----- DATA EXTRACT

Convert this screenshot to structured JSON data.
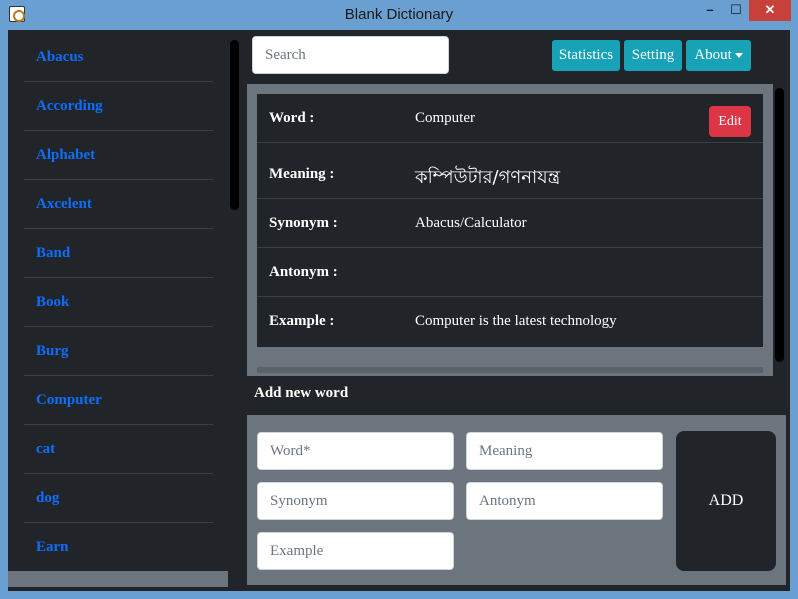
{
  "window": {
    "title": "Blank Dictionary",
    "minimize": "–",
    "maximize": "☐",
    "close": "✕"
  },
  "sidebar": {
    "items": [
      {
        "label": "Abacus"
      },
      {
        "label": "According"
      },
      {
        "label": "Alphabet"
      },
      {
        "label": "Axcelent"
      },
      {
        "label": "Band"
      },
      {
        "label": "Book"
      },
      {
        "label": "Burg"
      },
      {
        "label": "Computer"
      },
      {
        "label": "cat"
      },
      {
        "label": "dog"
      },
      {
        "label": "Earn"
      }
    ]
  },
  "toolbar": {
    "search_placeholder": "Search",
    "statistics_label": "Statistics",
    "setting_label": "Setting",
    "about_label": "About"
  },
  "detail": {
    "edit_label": "Edit",
    "rows": [
      {
        "label": "Word :",
        "value": "Computer"
      },
      {
        "label": "Meaning :",
        "value": "কম্পিউটার/গণনাযন্ত্র"
      },
      {
        "label": "Synonym :",
        "value": "Abacus/Calculator"
      },
      {
        "label": "Antonym :",
        "value": ""
      },
      {
        "label": "Example :",
        "value": "Computer is the latest technology"
      }
    ]
  },
  "add_form": {
    "title": "Add new word",
    "word_placeholder": "Word*",
    "meaning_placeholder": "Meaning",
    "synonym_placeholder": "Synonym",
    "antonym_placeholder": "Antonym",
    "example_placeholder": "Example",
    "add_label": "ADD"
  },
  "colors": {
    "titlebar": "#6a9fd1",
    "dark_bg": "#212529",
    "panel_gray": "#6c757d",
    "link_blue": "#0d6efd",
    "info": "#17a2b8",
    "danger": "#dc3545",
    "close_red": "#c8403a"
  }
}
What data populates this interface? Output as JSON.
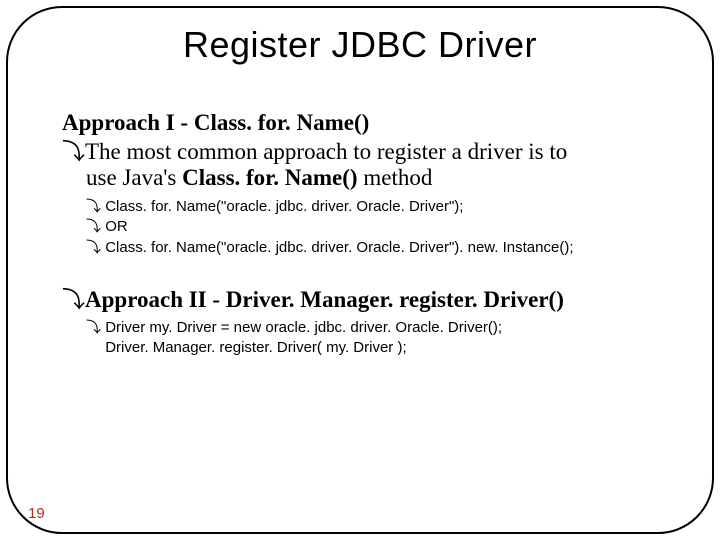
{
  "title": "Register JDBC Driver",
  "approach1": {
    "heading_prefix": "Approach I - ",
    "heading_method": "Class. for. Name()",
    "line1_part1": "The most common approach to register a driver is to",
    "line1_part2_prefix": "use Java's ",
    "line1_part2_bold": "Class. for. Name()",
    "line1_part2_suffix": " method",
    "sub": [
      "Class. for. Name(\"oracle. jdbc. driver. Oracle. Driver\");",
      "OR",
      "Class. for. Name(\"oracle. jdbc. driver. Oracle. Driver\"). new. Instance();"
    ]
  },
  "approach2": {
    "heading": "Approach II - Driver. Manager. register. Driver()",
    "sub_line1": "Driver my. Driver = new oracle. jdbc. driver. Oracle. Driver();",
    "sub_line2": "Driver. Manager. register. Driver( my. Driver );"
  },
  "bullet_glyph": "⤵",
  "page_number": "19"
}
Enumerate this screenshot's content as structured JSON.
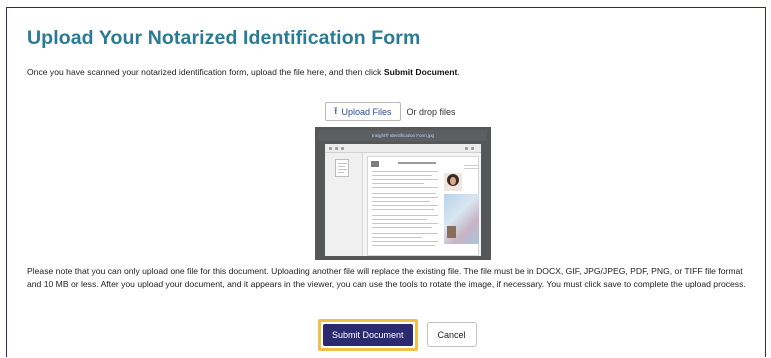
{
  "page": {
    "title": "Upload Your Notarized Identification Form",
    "intro_text": "Once you have scanned your notarized identification form, upload the file here, and then click",
    "intro_bold": "Submit Document",
    "intro_end": "."
  },
  "upload": {
    "upload_label": "Upload Files",
    "drop_label": "Or drop files",
    "icon": "upload-icon"
  },
  "viewer": {
    "file_name": "Insight® Identification Form.jpg",
    "document_heading": "Insight® Identification Form"
  },
  "note": {
    "text": "Please note that you can only upload one file for this document. Uploading another file will replace the existing file. The file must be in DOCX, GIF, JPG/JPEG, PDF, PNG, or TIFF file format and 10 MB or less. After you upload your document, and it appears in the viewer, you can use the tools to rotate the image, if necessary. You must click save to complete the upload process."
  },
  "actions": {
    "submit_label": "Submit Document",
    "cancel_label": "Cancel"
  },
  "colors": {
    "title": "#2a7b95",
    "frame_border": "#2d2a6b",
    "submit_bg": "#2c2a6f",
    "highlight": "#f0c048"
  }
}
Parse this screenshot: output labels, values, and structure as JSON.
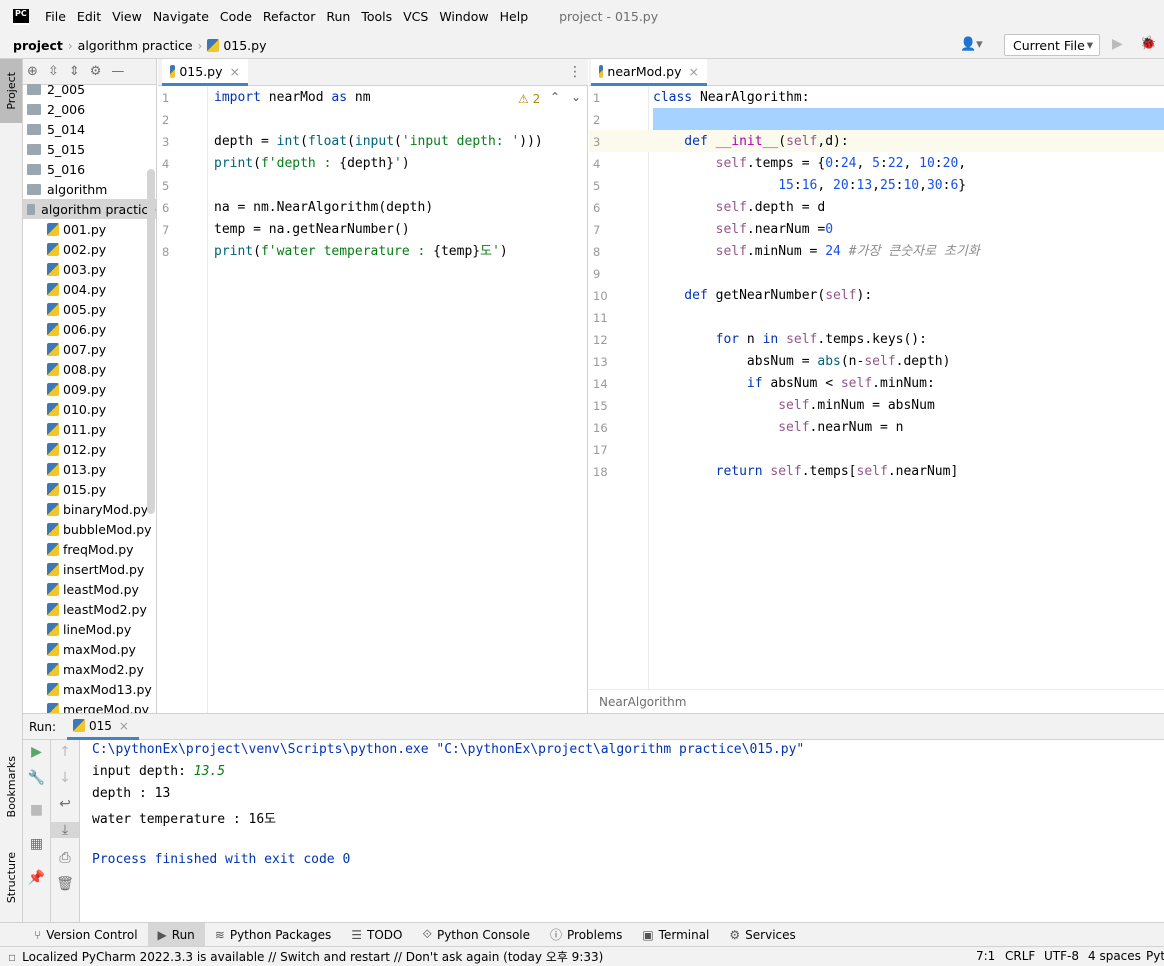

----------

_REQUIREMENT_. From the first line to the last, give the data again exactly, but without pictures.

_SOLUTION TO THE PROBLEM_.
Convert this screenshot to structured JSON data.
{
  "window": {
    "title": "Blank Dictionary",
    "minimize": "–",
    "maximize": "☐",
    "close": "✕"
  },
  "sidebar": {
    "items": [
      {
        "label": "Abacus"
      },
      {
        "label": "According"
      },
      {
        "label": "Alphabet"
      },
      {
        "label": "Axcelent"
      },
      {
        "label": "Band"
      },
      {
        "label": "Book"
      },
      {
        "label": "Burg"
      },
      {
        "label": "Computer"
      },
      {
        "label": "cat"
      },
      {
        "label": "dog"
      },
      {
        "label": "Earn"
      }
    ]
  },
  "toolbar": {
    "search_placeholder": "Search",
    "statistics_label": "Statistics",
    "setting_label": "Setting",
    "about_label": "About"
  },
  "detail": {
    "edit_label": "Edit",
    "rows": [
      {
        "label": "Word :",
        "value": "Computer"
      },
      {
        "label": "Meaning :",
        "value": "কম্পিউটার/গণনাযন্ত্র"
      },
      {
        "label": "Synonym :",
        "value": "Abacus/Calculator"
      },
      {
        "label": "Antonym :",
        "value": ""
      },
      {
        "label": "Example :",
        "value": "Computer is the latest technology"
      }
    ]
  },
  "add_form": {
    "title": "Add new word",
    "word_placeholder": "Word*",
    "meaning_placeholder": "Meaning",
    "synonym_placeholder": "Synonym",
    "antonym_placeholder": "Antonym",
    "example_placeholder": "Example",
    "add_label": "ADD"
  },
  "colors": {
    "titlebar": "#6a9fd1",
    "dark_bg": "#212529",
    "panel_gray": "#6c757d",
    "link_blue": "#0d6efd",
    "info": "#17a2b8",
    "danger": "#dc3545",
    "close_red": "#c8403a"
  }
}
What data populates this interface? Output as JSON.
{
  "title": "Register JDBC Driver",
  "approach1": {
    "heading_prefix": "Approach I - ",
    "heading_method": "Class. for. Name()",
    "line1_part1": "The most common approach to register a driver is to",
    "line1_part2_prefix": "use Java's ",
    "line1_part2_bold": "Class. for. Name()",
    "line1_part2_suffix": " method",
    "sub": [
      "Class. for. Name(\"oracle. jdbc. driver. Oracle. Driver\");",
      "OR",
      "Class. for. Name(\"oracle. jdbc. driver. Oracle. Driver\"). new. Instance();"
    ]
  },
  "approach2": {
    "heading": "Approach II - Driver. Manager. register. Driver()",
    "sub_line1": "Driver my. Driver = new oracle. jdbc. driver. Oracle. Driver();",
    "sub_line2": "Driver. Manager. register. Driver( my. Driver );"
  },
  "bullet_glyph": "⤵",
  "page_number": "19"
}
Enumerate this screenshot's content as structured JSON.
{
  "page": {
    "title": "Upload Your Notarized Identification Form",
    "intro_text": "Once you have scanned your notarized identification form, upload the file here, and then click",
    "intro_bold": "Submit Document",
    "intro_end": "."
  },
  "upload": {
    "upload_label": "Upload Files",
    "drop_label": "Or drop files",
    "icon": "upload-icon"
  },
  "viewer": {
    "file_name": "Insight® Identification Form.jpg",
    "document_heading": "Insight® Identification Form"
  },
  "note": {
    "text": "Please note that you can only upload one file for this document. Uploading another file will replace the existing file. The file must be in DOCX, GIF, JPG/JPEG, PDF, PNG, or TIFF file format and 10 MB or less. After you upload your document, and it appears in the viewer, you can use the tools to rotate the image, if necessary. You must click save to complete the upload process."
  },
  "actions": {
    "submit_label": "Submit Document",
    "cancel_label": "Cancel"
  },
  "colors": {
    "title": "#2a7b95",
    "frame_border": "#2d2a6b",
    "submit_bg": "#2c2a6f",
    "highlight": "#f0c048"
  }
}
Parse this screenshot: output labels, values, and structure as JSON.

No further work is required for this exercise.